Daniel Payne spent much of his life trying to defy the theory that black people were unfit for civilization. He was a bishop in the A.M.E. church, as well as an educator. He later became president of Wilberforce University in Ohio-the first black man to lead a college.
Payne was born on February 23, 1811, in Charleston, South Carolina. He was educated at schools for free blacks, as well as by a private tutor. Payne studied mathematics, Latin, French, and Greek. In 1826, he opened a school for black children, but it was closed six years later after South Carolina legislation forbade the education of blacks.
He headed north to study with Methodist Episcopalians, but did not want to become a missionary in Liberia, which was a condition for the education. Instead, he joined Lutheran Theological Seminary in Gettysburg, Pennsylvania. He was ordained in 1939 and joined the A.M.E. church in 1841. Eleven years later, he was elevated to bishop.
In the 19th Century, proponents of slavery argued that blacks lacked the ability to be full and equal citizens. Payne was determined to disapprove the notion. As a minister, teacher, and historian, he focused on improving the education of ministers and, by extension, their congregants. Many of the ministers in the antebellum United States had no formal education. Black schools were shackled by poverty and a paucity of trained teachers. Payne’s ultimate goal was to correct black stigma during that time. He set himself two tasks: “to improve the ministry; the second to improve the people.
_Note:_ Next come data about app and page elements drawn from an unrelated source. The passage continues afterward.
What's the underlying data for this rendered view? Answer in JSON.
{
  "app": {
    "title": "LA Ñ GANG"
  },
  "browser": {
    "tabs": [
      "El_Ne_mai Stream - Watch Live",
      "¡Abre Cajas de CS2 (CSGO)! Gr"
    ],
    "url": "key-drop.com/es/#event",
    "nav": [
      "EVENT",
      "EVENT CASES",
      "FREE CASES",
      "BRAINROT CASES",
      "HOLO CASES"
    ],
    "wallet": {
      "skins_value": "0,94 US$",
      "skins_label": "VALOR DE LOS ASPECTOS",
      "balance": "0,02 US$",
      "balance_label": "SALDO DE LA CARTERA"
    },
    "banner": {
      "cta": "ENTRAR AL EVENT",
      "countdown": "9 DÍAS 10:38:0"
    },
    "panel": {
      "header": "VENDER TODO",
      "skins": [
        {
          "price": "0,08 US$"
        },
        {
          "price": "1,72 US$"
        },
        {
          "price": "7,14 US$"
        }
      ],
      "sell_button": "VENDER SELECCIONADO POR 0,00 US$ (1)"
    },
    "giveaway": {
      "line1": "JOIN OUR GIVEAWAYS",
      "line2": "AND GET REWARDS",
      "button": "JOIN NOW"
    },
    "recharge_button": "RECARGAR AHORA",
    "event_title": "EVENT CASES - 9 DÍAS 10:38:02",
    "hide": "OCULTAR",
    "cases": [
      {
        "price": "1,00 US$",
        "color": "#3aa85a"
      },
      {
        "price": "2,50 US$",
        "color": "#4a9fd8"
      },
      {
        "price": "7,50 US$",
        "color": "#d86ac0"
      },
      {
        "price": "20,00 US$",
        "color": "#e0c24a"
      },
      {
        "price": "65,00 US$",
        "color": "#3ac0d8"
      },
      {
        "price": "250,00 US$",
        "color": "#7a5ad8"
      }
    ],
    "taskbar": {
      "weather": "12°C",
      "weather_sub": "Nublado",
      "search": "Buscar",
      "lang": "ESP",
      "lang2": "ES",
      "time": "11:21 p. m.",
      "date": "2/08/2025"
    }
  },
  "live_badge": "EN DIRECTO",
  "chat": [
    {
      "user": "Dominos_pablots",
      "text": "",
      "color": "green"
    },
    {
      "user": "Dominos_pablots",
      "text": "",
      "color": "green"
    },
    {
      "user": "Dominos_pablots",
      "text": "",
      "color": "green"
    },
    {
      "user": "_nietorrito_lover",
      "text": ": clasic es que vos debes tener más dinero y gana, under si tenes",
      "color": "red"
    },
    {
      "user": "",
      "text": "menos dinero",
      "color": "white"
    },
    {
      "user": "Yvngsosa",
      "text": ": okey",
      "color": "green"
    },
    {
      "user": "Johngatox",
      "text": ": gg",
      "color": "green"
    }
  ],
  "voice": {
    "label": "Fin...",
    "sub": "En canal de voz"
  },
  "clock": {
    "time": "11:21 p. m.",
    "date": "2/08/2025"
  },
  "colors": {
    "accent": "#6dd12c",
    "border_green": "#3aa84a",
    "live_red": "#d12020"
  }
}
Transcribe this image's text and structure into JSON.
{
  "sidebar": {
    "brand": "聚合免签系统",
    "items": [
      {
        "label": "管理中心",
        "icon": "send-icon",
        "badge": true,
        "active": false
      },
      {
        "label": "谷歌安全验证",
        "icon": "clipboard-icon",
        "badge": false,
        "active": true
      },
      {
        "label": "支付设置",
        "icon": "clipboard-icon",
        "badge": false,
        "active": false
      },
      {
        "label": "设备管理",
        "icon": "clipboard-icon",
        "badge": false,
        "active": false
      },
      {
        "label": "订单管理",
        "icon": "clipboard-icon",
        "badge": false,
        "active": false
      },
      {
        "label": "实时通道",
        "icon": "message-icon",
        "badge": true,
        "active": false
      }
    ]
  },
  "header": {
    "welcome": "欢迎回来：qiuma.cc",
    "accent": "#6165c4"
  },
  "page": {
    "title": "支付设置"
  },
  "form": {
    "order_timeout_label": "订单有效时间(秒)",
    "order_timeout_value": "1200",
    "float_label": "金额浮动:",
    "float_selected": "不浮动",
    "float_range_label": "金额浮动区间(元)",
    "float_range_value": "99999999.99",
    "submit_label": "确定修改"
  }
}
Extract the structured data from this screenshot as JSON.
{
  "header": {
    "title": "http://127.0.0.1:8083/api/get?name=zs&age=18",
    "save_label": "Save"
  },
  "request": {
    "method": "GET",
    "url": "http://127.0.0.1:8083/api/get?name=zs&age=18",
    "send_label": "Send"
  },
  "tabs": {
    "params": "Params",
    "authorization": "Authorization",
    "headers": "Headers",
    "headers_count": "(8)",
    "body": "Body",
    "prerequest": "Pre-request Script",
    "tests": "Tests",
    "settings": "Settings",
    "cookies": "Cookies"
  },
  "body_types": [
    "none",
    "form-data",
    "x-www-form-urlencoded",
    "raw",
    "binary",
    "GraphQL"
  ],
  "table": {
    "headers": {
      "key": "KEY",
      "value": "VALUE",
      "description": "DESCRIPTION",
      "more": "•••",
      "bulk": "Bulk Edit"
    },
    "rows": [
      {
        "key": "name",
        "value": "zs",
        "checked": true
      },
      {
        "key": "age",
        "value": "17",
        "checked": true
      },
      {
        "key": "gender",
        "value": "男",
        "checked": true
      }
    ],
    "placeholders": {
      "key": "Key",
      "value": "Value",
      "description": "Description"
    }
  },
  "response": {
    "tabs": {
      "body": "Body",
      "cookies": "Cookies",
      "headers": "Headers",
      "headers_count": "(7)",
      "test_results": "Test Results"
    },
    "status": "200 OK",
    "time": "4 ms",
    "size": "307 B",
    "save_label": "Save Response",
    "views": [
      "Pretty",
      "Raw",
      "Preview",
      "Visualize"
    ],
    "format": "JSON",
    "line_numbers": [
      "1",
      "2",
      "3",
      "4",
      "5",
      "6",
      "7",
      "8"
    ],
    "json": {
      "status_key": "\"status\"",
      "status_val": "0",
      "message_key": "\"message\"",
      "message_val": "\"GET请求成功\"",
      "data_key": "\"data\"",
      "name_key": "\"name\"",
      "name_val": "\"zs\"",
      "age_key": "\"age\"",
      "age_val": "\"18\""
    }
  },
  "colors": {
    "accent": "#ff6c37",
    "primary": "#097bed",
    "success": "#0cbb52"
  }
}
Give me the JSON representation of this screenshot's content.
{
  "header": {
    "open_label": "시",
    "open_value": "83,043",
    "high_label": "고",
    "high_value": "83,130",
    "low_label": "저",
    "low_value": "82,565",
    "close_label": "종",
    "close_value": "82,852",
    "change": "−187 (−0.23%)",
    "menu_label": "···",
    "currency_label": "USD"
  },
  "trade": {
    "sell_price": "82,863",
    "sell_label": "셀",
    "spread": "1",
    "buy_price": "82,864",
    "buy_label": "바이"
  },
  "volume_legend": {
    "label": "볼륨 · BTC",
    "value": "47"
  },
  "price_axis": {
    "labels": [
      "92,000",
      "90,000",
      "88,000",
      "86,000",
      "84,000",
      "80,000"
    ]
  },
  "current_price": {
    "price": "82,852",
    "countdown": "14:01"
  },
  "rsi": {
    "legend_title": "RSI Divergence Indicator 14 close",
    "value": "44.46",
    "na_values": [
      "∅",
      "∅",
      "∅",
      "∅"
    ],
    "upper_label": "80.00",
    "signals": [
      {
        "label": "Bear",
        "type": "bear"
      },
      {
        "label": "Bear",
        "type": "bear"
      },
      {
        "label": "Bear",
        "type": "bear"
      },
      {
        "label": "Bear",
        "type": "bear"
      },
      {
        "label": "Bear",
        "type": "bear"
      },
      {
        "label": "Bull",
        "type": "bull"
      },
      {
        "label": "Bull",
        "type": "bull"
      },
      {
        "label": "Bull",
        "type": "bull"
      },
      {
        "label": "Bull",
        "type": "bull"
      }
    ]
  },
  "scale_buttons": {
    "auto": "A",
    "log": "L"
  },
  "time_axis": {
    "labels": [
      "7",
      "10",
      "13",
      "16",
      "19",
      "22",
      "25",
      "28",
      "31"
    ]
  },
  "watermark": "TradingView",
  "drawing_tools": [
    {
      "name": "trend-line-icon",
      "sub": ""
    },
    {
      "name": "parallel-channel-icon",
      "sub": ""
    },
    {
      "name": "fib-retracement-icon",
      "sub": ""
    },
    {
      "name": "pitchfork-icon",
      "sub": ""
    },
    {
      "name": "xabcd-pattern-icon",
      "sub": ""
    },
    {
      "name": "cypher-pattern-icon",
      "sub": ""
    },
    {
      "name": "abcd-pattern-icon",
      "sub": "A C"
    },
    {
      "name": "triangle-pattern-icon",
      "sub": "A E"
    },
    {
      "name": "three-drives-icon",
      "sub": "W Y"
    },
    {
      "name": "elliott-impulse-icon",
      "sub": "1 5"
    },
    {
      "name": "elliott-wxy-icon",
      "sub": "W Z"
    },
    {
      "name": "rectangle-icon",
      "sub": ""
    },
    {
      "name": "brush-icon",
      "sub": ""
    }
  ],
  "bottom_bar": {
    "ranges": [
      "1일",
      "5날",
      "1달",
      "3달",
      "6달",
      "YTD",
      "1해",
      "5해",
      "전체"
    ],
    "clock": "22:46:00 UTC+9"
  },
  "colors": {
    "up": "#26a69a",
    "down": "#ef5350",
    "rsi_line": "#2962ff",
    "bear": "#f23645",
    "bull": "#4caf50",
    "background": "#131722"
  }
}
Payne required that leaders in his church studied grammar, math, history, theology, and geography. He wanted his future ministers to be able to lift “the mass of general ignorance” from the black community. In 1863, he persuaded the A.M.E. church to purchase Wilberforce University, a school the Methodist Episcopal church had established in 1856 for black children. In 1863, Daniel Payne became president of Wilberforce University. He was the first African-American selected to lead a college.